LONDON — WORLD business leaders are joining forces to help provide a firm economic foundation for the Northern Ireland peace process, as the war-weary province begins its long journey down the road to prosperity.
Prime Minister John Major, who hosted an International Investment Forum in Belfast last week, told more than 300 businesspeople from such countries as the United States, Japan, and South Korea that five new investment ventures worth 75 million ($48 million) were about to enter the pipeline.
The forum also reached a consensus on the need for a sustained attack on two of Northern Ireland's most intractable economic problems: high unemployment and a sectarian imbalance in jobs.
Mr. Major spoke of a ''vicious cycle of declining skills and motivation,'' resulting from long periods of high unemployment. He noted that joblessness in some places of Northern Ireland is more than twice as high as in the United Kingdom as a whole. As long as that continues, political tensions would persist, he says.
US Secretary of Commerce Ron Brown, who led a 50-strong US team to the forum, underlined the urgent need to support political progress with measures to rebuild Northern Ireland's economy.
Among the most important projects Major announced were those by US-based chemical company E. I. du Pont de Nemours & Co., which is investing 13.5 million in its existing Lycra plant in Londonderry, and Ford Motor Company based in Dearborn, Mich., which plans to spend 15 million to produce engine components in Belfast.
Fujitsu Ltd., the Japanese electronics group, will also build a new factory in the Northern Ireland capital. Chung Sung Moon, managing director of South Korea's Shin Ho Corporation, a paper manufacturing company, said he was interested in investing in the province because it had a more favorable labor market than Scotland, where he was considering doing business.
British government officials say creating more jobs in the early phase of a peace settlement will be vital, because thousands of jobs will be lost as a result of violence disappearing.
Many workers are employed servicing the 30,000 British troops in Belfast and other centers, and in other security-related activities.

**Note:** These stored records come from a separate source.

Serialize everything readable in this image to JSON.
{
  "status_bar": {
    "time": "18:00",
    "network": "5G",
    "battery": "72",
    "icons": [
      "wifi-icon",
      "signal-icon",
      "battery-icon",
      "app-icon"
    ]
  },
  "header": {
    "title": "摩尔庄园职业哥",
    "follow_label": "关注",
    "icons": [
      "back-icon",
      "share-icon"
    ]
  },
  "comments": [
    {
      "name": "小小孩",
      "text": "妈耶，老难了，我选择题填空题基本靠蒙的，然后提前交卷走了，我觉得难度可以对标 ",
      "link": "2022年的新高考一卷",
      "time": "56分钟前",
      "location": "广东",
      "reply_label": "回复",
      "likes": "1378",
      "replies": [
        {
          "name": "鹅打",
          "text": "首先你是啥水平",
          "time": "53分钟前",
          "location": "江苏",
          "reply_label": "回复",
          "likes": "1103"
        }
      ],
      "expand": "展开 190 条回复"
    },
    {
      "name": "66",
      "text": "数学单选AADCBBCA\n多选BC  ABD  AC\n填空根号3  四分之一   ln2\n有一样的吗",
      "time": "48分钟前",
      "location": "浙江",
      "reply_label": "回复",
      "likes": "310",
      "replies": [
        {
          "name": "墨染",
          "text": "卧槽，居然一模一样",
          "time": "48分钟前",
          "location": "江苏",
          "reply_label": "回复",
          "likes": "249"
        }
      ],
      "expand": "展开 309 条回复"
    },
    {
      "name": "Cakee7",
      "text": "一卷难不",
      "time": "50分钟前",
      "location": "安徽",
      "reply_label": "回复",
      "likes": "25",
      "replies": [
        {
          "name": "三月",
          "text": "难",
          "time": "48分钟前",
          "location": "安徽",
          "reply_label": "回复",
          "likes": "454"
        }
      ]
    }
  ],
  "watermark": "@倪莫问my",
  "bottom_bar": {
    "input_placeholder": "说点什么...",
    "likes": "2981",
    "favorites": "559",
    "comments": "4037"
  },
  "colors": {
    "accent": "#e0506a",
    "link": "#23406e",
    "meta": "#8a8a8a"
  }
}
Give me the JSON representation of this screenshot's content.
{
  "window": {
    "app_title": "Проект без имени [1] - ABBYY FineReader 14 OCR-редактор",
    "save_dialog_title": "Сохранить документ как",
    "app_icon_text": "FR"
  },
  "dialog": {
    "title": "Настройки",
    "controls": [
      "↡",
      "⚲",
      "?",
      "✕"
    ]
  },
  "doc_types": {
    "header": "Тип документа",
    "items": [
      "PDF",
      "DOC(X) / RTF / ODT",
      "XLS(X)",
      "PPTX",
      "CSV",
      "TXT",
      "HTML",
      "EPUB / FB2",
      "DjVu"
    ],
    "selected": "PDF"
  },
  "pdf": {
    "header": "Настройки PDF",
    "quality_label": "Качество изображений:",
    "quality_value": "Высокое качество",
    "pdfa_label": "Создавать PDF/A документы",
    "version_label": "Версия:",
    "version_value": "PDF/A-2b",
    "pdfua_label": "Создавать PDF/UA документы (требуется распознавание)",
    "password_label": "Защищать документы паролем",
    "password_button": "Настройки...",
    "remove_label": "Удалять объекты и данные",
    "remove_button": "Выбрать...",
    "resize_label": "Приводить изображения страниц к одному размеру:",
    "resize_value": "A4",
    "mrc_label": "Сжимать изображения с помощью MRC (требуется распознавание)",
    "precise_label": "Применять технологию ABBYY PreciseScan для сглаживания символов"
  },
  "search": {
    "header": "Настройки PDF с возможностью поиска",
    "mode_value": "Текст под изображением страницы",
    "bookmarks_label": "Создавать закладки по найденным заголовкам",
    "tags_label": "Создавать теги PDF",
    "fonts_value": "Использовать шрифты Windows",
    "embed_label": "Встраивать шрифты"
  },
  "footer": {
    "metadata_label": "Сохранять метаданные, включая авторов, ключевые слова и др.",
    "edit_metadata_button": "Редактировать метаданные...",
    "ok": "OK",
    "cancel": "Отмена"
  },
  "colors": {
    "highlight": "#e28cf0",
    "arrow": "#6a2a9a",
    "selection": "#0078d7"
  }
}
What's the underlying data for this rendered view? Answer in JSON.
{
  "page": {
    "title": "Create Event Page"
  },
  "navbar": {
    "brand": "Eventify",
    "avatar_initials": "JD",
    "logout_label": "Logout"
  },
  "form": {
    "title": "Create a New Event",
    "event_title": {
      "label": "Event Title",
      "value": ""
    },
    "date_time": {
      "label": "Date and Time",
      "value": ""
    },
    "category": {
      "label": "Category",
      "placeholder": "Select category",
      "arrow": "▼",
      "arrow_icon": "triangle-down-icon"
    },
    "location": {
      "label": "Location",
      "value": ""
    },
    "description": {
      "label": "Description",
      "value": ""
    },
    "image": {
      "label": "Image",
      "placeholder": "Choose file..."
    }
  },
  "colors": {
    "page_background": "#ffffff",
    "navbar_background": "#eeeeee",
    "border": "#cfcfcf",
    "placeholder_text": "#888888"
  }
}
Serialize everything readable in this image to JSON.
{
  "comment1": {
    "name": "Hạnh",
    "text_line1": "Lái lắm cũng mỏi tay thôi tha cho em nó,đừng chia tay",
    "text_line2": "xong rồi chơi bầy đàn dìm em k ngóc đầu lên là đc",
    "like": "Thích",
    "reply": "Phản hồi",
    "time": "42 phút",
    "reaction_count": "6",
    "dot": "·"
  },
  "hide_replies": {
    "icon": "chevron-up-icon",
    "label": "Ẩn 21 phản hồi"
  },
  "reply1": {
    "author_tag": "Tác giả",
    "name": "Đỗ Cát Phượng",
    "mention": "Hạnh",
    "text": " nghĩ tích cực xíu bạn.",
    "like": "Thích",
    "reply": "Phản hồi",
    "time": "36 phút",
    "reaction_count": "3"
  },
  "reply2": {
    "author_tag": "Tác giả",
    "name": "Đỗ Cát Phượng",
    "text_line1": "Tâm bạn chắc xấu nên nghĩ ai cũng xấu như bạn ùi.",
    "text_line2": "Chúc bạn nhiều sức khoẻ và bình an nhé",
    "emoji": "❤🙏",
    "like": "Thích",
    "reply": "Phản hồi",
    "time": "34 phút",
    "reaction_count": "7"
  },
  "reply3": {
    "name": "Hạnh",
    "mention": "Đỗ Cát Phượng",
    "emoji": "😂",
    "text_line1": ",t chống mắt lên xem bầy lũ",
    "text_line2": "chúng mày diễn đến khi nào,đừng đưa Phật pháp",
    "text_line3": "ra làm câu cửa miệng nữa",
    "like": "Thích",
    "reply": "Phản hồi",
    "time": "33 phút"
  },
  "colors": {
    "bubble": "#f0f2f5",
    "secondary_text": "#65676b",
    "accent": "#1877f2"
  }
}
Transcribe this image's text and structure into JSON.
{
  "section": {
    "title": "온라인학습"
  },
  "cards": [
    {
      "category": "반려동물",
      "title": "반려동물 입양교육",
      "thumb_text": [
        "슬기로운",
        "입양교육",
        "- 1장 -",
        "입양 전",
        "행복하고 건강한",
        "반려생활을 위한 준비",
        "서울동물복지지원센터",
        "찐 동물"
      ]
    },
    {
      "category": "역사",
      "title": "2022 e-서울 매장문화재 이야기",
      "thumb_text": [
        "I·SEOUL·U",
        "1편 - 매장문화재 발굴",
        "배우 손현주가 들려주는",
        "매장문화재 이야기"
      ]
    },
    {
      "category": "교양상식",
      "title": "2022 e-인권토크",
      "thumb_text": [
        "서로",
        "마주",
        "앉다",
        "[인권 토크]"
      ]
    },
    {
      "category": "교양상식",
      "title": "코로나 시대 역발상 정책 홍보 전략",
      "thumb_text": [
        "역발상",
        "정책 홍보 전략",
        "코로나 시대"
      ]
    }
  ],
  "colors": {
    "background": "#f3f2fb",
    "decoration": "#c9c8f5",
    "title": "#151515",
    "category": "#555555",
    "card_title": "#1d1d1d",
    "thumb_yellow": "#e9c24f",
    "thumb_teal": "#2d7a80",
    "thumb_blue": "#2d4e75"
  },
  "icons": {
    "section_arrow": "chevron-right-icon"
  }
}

Graham Gudgin of the Northern Ireland Economic Research Council fears that as many as 20,000 people could lose their jobs in the next three to four years if Britain withdraws troops.
There is a big investment gap for foreign companies to fill. At present, Britain spends about 3 billion a year supporting Northern Ireland's economy. The government employs one-third of the province's work force.
Although Major was right to call the two-day forum a success, political tension still lingers. Major failed to invite members of Sinn Fein, the political wing of the Irish Republican Army, to the forum's working groups. It took vigorous backstage persuasion by Mr. Brown and other US representatives to convince Sinn Fein representatives to enter the conference hall.
Alan Hevesi, the New York City comptroller, says excluding Gerry Adams, the Sinn Fein chairman, was ''a mistake on the part of the British government.''
Major appears to have decided to keep Mr. Adams out because his presence would anger Protestant businesspeople, but Mr. Hevesi says such an attitude would ''turn off'' American investors.
Hevesi, who controls a $50 billion pension fund, says he would direct investment funds toward Northern Ireland only if there was ''positive discrimination'' toward Catholics working for companies with a significant US shareholding.
Despite British government attempts to persuade Northern Ireland companies to be even-handed in allocating jobs, companies still tend to favor Protestant workers.
Official figures show that 43 percent of Catholic men aged 20 to 60 are unemployed, compared with 26 percent of Protestants. Catholics form a little more than one-third of Northern Ireland's 1.6 million population.
While the forum was under way, Adams said one of the main impediments to investment in Northern Ireland was ''the adverse image created by the spectacle of tension and violence.''
Not only investors are deterred by the image. Tourists are ''turned off'' in the tens of thousands.
Tourism accounts for 7 percent of economic activity in the Irish Republic (southern Ireland), but only 1.5 percent in the north.
The Confederation of British Industries, Britain's premier employer's group, calculates that at least 10,000 new jobs could be created if Northern Ireland, which is a beautiful province outside its main cities, could be put firmly on the international tourist map.